Project description:In the present study, carbendazim (MBC) degrading bacterial strains were isolated and identified as <i>Chryseobacterium</i> sp. JAS14 and <i>Aeromonas caviae</i> JAS15. Both the strains completely degraded 200 mg l<sup>-1</sup> of MBC in the aqueous medium and soil within 4-9 days of incubation. In an aqueous medium, the degradation process was characterized by a rate constant of 53.16 day<sup>-1</sup> and 42.60 day<sup>-1</sup>, following zero order model and DT<sub>50</sub> was 1.8 days and 2.34 days for <i>Chryseobacterium</i> sp. JAS14 and <i>A. caviae</i> JAS15, respectively. A <i>Chryseobacterium</i> sp. JAS14 and <i>A. caviae</i> JAS15 inoculated into the soil without the addition of nutrients showed the degradation rate constant of 27.30 day<sup>-1</sup> and 23.87 day<sup>-1</sup>, and DT<sub>50</sub> was 3.66 days and 4.18 days, respectively. The metabolites during MBC biodegradation by <i>Chryseobacterium</i> sp. JAS14 and <i>A. caviae</i> JAS15 were identified as 2-aminobenzimidazole, 2-hydroxybenzimidazole, 1, 2 diaminobenzene and catechol. To our knowledge, this is the first study of the detailed biodegradation pathway of MBC by <i>Chryseobacterium</i> sp. JAS14 was proposed. Phytotoxicity and cytogenotoxicity assays showed that the toxicity of the MBC reduced after biodegradation by <i>Chryseobacterium</i> sp. JAS14 and <i>A. caviae</i> JAS15. In addition, <i>A. caviae</i> JAS15 possess important plant growth promoting traits under normal and MBC stress condition. These results suggest the <i>Chryseobacterium</i> sp. JAS14 and <i>A. caviae</i> JAS15 could be used as a bioresource for the reclamation of MBC contaminated soil.
Project description:Marseille-P9602<sup>T</sup> is a Chryseobacterium-like strain that we isolated from planarian Schmidtea mediterranea and characterized by taxono-genomic approach. We found that Marseille-P9602<sup>T</sup> strain exhibits a 16S rRNA gene sequence similarity of 98.76% with Chryseobacterium scophthalmum LMG 13028<sup>T</sup> strain, the closest phylogenetic neighbor. Marseille-P9602<sup>T</sup> strain was observed to be a yellowish-pigmented, Gram-negative, rod-shaped bacterium, growing in aerobic conditions and belonging to the Flavobacteriaceae family. The major fatty acids detected are 13-methyl-tetradecanoic acid (57%), 15-methylhexadecenoic acid (18%) and 12-methyl-tetradecanoic acid (8%). Marseille-P9602 strain size was found from genome assembly to be of 4,271,905 bp, with a 35.5% G + C content. The highest values obtained for Ortho-ANI and dDDH were 91.67% and 44.60%, respectively. Thus, hereby we unravel that Marseille-P9602 strain is sufficiently different from other closed related species and can be classified as a novel bacterial species, for which we propose the name of Chryseobacterium schmidteae sp. nov. Type strain is Marseille-P9602<sup>T</sup> (= CSUR P9602<sup>T</sup> = CECT 30295<sup>T</sup>).

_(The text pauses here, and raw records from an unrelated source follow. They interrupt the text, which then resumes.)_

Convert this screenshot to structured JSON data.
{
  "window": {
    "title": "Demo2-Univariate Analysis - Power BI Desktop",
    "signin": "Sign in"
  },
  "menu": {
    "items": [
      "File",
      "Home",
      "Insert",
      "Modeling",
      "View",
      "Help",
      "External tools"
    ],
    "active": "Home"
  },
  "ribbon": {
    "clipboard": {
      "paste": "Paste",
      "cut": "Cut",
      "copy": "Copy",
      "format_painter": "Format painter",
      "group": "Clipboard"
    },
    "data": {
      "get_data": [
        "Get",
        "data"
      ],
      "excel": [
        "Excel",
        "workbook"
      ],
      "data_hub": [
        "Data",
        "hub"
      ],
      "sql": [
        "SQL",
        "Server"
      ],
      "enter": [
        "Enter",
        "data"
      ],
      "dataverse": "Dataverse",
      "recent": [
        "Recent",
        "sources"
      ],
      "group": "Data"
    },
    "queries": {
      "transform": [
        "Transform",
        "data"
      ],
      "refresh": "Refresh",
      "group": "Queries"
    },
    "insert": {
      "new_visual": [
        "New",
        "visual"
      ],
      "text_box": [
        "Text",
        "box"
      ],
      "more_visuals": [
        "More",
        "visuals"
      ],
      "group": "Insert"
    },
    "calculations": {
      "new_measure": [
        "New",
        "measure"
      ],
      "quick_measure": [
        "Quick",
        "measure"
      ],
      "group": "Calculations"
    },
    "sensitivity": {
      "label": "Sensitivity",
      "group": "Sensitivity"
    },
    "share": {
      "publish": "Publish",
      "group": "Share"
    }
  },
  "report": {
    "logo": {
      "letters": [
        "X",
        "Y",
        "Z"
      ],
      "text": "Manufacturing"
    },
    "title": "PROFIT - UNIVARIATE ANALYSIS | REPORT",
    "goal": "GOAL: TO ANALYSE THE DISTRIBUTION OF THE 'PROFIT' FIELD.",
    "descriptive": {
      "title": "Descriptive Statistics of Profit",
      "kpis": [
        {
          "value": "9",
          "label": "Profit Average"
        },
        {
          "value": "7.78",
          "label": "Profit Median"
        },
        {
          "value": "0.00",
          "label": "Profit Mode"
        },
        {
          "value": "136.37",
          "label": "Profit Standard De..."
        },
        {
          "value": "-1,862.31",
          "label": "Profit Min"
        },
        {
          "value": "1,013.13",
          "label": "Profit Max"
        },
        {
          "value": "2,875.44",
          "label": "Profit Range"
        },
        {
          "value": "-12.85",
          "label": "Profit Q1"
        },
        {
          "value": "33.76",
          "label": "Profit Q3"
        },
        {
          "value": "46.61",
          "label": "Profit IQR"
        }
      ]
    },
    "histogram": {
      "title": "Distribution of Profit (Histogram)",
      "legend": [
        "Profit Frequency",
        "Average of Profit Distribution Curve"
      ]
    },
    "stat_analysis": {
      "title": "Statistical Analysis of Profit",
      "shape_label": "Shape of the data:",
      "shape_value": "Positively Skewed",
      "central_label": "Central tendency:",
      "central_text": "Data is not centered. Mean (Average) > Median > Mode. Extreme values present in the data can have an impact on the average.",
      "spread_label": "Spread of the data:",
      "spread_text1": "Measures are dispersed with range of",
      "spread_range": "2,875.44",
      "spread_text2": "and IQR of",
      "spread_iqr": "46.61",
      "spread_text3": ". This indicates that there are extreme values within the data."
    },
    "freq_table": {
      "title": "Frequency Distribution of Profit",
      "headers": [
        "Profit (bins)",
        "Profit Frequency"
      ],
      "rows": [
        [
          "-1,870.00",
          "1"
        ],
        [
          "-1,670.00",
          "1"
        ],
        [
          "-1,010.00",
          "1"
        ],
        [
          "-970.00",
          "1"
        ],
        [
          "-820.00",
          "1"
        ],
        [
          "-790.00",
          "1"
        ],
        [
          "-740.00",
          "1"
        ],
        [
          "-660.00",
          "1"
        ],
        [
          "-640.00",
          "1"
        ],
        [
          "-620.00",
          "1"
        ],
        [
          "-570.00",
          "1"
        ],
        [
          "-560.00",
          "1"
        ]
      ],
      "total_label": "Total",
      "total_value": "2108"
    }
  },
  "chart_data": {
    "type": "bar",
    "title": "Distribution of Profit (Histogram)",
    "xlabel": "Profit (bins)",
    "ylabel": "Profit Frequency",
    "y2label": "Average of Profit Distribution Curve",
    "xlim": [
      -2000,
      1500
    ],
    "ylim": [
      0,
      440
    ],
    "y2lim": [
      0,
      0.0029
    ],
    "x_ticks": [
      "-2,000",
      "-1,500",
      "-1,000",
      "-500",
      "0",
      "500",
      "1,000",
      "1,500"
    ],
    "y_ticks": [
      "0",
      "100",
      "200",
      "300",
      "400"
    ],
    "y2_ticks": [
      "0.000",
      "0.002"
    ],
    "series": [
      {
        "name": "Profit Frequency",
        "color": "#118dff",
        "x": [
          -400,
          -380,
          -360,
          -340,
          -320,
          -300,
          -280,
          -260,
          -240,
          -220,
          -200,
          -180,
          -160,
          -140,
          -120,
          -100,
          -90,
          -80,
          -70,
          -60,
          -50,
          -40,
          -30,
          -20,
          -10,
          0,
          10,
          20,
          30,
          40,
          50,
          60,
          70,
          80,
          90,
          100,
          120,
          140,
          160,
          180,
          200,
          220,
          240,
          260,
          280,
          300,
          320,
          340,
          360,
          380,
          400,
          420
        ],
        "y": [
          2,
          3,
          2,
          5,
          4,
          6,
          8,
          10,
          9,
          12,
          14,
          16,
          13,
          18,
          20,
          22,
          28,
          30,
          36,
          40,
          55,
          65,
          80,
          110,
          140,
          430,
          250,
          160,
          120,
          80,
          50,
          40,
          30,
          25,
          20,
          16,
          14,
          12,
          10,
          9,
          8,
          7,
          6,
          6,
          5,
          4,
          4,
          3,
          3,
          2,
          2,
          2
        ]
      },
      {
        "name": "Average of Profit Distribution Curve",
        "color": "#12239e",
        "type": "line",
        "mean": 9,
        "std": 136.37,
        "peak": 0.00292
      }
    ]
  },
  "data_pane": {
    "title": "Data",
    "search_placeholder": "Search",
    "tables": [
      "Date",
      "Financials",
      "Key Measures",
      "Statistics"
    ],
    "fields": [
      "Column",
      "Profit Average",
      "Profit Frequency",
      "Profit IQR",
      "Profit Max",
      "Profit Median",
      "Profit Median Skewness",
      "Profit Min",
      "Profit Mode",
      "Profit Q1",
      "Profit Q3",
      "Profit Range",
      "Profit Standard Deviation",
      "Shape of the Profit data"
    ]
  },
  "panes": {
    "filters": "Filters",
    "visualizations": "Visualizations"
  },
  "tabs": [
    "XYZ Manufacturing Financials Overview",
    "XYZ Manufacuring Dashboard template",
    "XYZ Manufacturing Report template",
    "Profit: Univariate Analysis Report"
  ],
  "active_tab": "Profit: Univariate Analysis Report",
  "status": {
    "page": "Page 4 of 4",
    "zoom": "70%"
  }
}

Project description:CPS-1 is a subclass B3 metallo-?-lactamase from a Chryseobacterium piscium isolate collected from soil, showing 68% amino acid identity to the GOB-1 enzyme. CPS-1 was overproduced in Escherichia coli Rosetta (DE3), purified by chromatography, and biochemically characterized. This enzyme exhibits a broad-spectrum substrate profile, including penicillins, cephalosporins, and carbapenems, which overall resembles those of L1, GOB-1, and acquired subclass B3 enzymes AIM-1 and SMB-1.

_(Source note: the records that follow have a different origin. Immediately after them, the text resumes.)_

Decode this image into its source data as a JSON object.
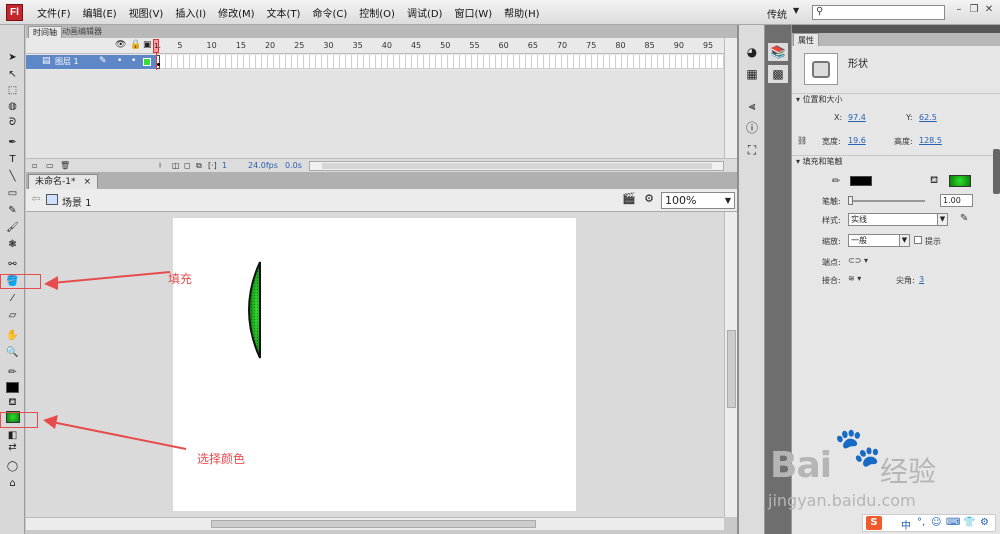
{
  "app": {
    "logo": "Fl"
  },
  "menu": [
    "文件(F)",
    "编辑(E)",
    "视图(V)",
    "插入(I)",
    "修改(M)",
    "文本(T)",
    "命令(C)",
    "控制(O)",
    "调试(D)",
    "窗口(W)",
    "帮助(H)"
  ],
  "workspace": {
    "label": "传统"
  },
  "timeline": {
    "tabs": [
      "时间轴",
      "动画编辑器"
    ],
    "frame_numbers": [
      "1",
      "5",
      "10",
      "15",
      "20",
      "25",
      "30",
      "35",
      "40",
      "45",
      "50",
      "55",
      "60",
      "65",
      "70",
      "75",
      "80",
      "85",
      "90",
      "95"
    ],
    "layer_name": "图层 1",
    "current_frame": "1",
    "fps": "24.0fps",
    "time": "0.0s"
  },
  "document": {
    "tab_title": "未命名-1*",
    "tab_close": "×",
    "scene": "场景 1",
    "zoom": "100%"
  },
  "annotations": {
    "fill": "填充",
    "choose_color": "选择颜色"
  },
  "properties": {
    "tab": "属性",
    "object_type": "形状",
    "section_position": "位置和大小",
    "x_label": "X:",
    "x_value": "97.4",
    "y_label": "Y:",
    "y_value": "62.5",
    "width_label": "宽度:",
    "width_value": "19.6",
    "height_label": "高度:",
    "height_value": "128.5",
    "section_fill_stroke": "填充和笔触",
    "stroke_label": "笔触:",
    "stroke_value": "1.00",
    "style_label": "样式:",
    "style_value": "实线",
    "scale_label": "缩放:",
    "scale_value": "一般",
    "hint_label": "提示",
    "cap_label": "端点:",
    "join_label": "接合:",
    "miter_label": "尖角:",
    "miter_value": "3"
  },
  "colors": {
    "stroke": "#000000",
    "fill_gradient_center": "#2ee02e",
    "fill_gradient_edge": "#0a7a0a",
    "annotation": "#e74c4c",
    "layer_highlight": "#5d87c6"
  },
  "watermark": {
    "brand": "Bai",
    "brand2": "经验",
    "url": "jingyan.baidu.com"
  },
  "ime": {
    "logo": "S",
    "items": [
      "中",
      "°,",
      "☺",
      "⌨",
      "👕",
      "⚙"
    ]
  }
}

Project description:A new natural IND-type metallo-beta-lactamase variant, IND-5, was identified in a clinical isolate of Chryseobacterium indologenes. IND-5 shared 92.8% and 92.4% amino acid homology with IND-1 and IND-3, respectively. Purified enzyme (pI = 8.8, M(r) = 25,000) was able to hydrolyze penicillins, some narrow- and expanded-spectrum cephalosporins, and carbapenems but not monobactams.